Atari VCS Release Date Confirmed
The Atari VCS, the brand's first console in over two decades, was originally revealed back in 2017, then going by the name Ataribox. Since it was revealed the device has suffered from numerous severe delays, eventually expected in 2020. Due to the ongoing COVID-19 pandemic, a further delay was announced, but finally, the console has been given its official release date.
A press release sent out by Atari SA, the micro-console will finally be available to order on June 15th, 2021. The new console purports to offer a variety of interesting functions, ranging from playing classic Atari games to using it as a full PC for productivity tasks and multimedia playback. The Atari mode, called Atari Vault, comes with over 100 classic Atari games, including classic arcade titles such as Centipede and Asteroids, available in both their Atari 2600 and original arcade incarnations. Retro fun doesn't end there either, with the ability to load emulators and play your own ROMs on the system as well.
A Few Other Interesting Features
One of the main selling points of the Atari VCS has been that it offers the best of both worlds, being both a home game console and a miniature gaming PC. It comes pre-installed with a Linux distro known as AtariOS. This version of Linux offers a TV-friendly frontend to launch various programs, such as game streaming platforms like Google Stadia, as well as video streaming like YouTube and Netflix.

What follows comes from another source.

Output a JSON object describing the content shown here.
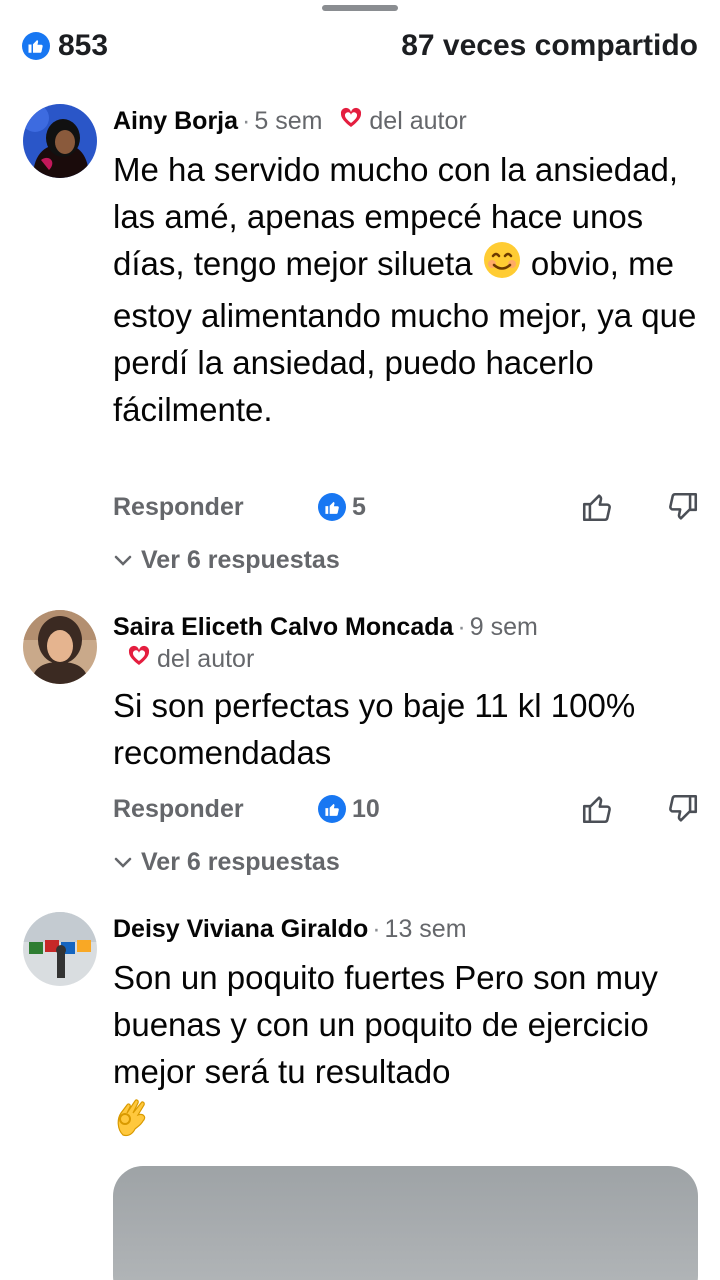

The computer side of the device is when it gets interesting. As well as including retro games and the ability to buy indie games from the built-in store, users will apparently be able to install Ubuntu, Chrome OS, or even Windows 10 and use the full operating system on the device. By default, the VCS may not be a PC-gaming powerhouse, but it does feature upgradable RAM, and AMD's Vega 3 graphics, so it will at least be capable of playing some lower-end PC games.
Whether or not the device will manage to beat previous similar hardware such as the Ouya remains to be seen. It clearly features a large number of interesting features, but the amount of software support is where the true decider will be found. If you're interested in getting your hands on an Atari VCS you can check out the console's website, or keep an eye on your favorite online retailers for the release on June 15th.